Canker sores, also known as mouth ulcers, are small, infected wounds found in the mouth or on the tongue. They are circular in shape, and have a hypersensitive yellowish white center, with a raw, fleshy red ring around them. They appear only on the inside of the mouth, but never on the lips. Mouth ulcers are extremely common, with no single discernible underlying cause. They can be induced by hormonal changes, or sensitivity to medicine. One of the most common causes is an open wound in the mouth, caused by a clumsy dentist or an open scratch getting infected. Another common suspect is a food allergy and if this seems to be the case in your situation, you’d do well to consult your doctor.

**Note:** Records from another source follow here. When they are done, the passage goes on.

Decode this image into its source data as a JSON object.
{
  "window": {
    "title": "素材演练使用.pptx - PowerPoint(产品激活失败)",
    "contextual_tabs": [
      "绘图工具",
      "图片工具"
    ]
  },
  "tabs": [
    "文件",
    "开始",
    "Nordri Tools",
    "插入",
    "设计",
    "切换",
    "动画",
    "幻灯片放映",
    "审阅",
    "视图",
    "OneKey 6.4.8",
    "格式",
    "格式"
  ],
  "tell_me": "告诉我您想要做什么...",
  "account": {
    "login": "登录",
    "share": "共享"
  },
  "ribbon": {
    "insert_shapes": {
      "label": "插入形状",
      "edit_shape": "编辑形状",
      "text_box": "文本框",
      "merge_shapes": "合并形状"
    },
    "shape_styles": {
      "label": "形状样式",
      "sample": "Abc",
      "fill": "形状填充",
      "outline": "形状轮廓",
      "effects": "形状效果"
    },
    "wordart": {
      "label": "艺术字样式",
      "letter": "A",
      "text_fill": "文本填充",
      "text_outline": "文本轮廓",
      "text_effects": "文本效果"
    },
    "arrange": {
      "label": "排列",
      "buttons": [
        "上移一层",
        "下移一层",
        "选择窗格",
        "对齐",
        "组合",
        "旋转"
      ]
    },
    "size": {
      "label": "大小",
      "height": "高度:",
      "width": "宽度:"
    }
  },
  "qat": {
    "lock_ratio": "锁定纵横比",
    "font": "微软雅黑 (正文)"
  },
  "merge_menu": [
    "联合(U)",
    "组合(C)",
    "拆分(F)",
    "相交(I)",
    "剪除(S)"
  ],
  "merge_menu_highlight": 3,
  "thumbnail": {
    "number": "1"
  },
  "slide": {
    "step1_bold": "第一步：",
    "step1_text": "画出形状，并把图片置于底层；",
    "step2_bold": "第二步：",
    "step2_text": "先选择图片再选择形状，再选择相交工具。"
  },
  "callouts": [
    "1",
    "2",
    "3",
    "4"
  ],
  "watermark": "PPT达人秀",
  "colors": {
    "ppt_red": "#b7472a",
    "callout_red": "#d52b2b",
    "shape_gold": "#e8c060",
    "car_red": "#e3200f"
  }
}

Can Allergies Cause Canker Sores?Mouth ulcers happen to almost everyone. This is the most common ulcer the mouth can suffer from that isn’t classified as traumatic. The ulcers typically appear at the base of the gums, soft palate, inside of the mouth, or on the tongue. They are easily confused with cold sores, which appear on the lips. However, canker sores only appear on the interior mouth tissue.

As mentioned previously, the ulcers appear as a ring of bright red flesh with a deep, white center. Usually, the reddening of the flesh is a sign that a sore is forming, and this is accompanied by a burning feeling. As we’ve state previously, the exact cause of these sores cannot be identified.

It is clear that the sores are the result of infection, but a wide variety of different causes lead to the exact same symptoms and doctors have yet to find the missing link. Known causes include food allergies, which will be discussed later on, hormonal changes and a weakened immune system.Can Allergies Cause Canker Sores?

Food allergies are among the most frequent allergic reactions. Allergies are caused by the over-function of the immune system, meaning that your body produces an immune reaction to substances which aren’t actually dangerous. Certain proteins in foods can sometimes alert someone’s immune system and the body responds by releasing antibodies, which in turn release other chemicals in your body that lead to the symptoms of an allergic reaction. These could appear as swollen lips, digestive issues, respiratory problems and rashes.

Food allergies are pretty standard, with a few kinds of food eliciting reactions from a large portion of the population. Fish, wheat, shellfish, milk, soy, and various nuts are the cause of 90% of all food allergies. Mouth ulcers, however, are generally induced by an allergic reaction to lemons, figs, chocolate, gluten, and others, so this is a rare occurrence.

If you are unsure as to what kind of food you are allergic to, an elimination diet is a good way to find out what might be causing the sores. Other than this, you should avoid foods that have sharp edges, like chips, or foods which are overly spicy. Using soft toothbrushes, peroxide based mouthwashes or topical creams also help get rid of ulcers quickly.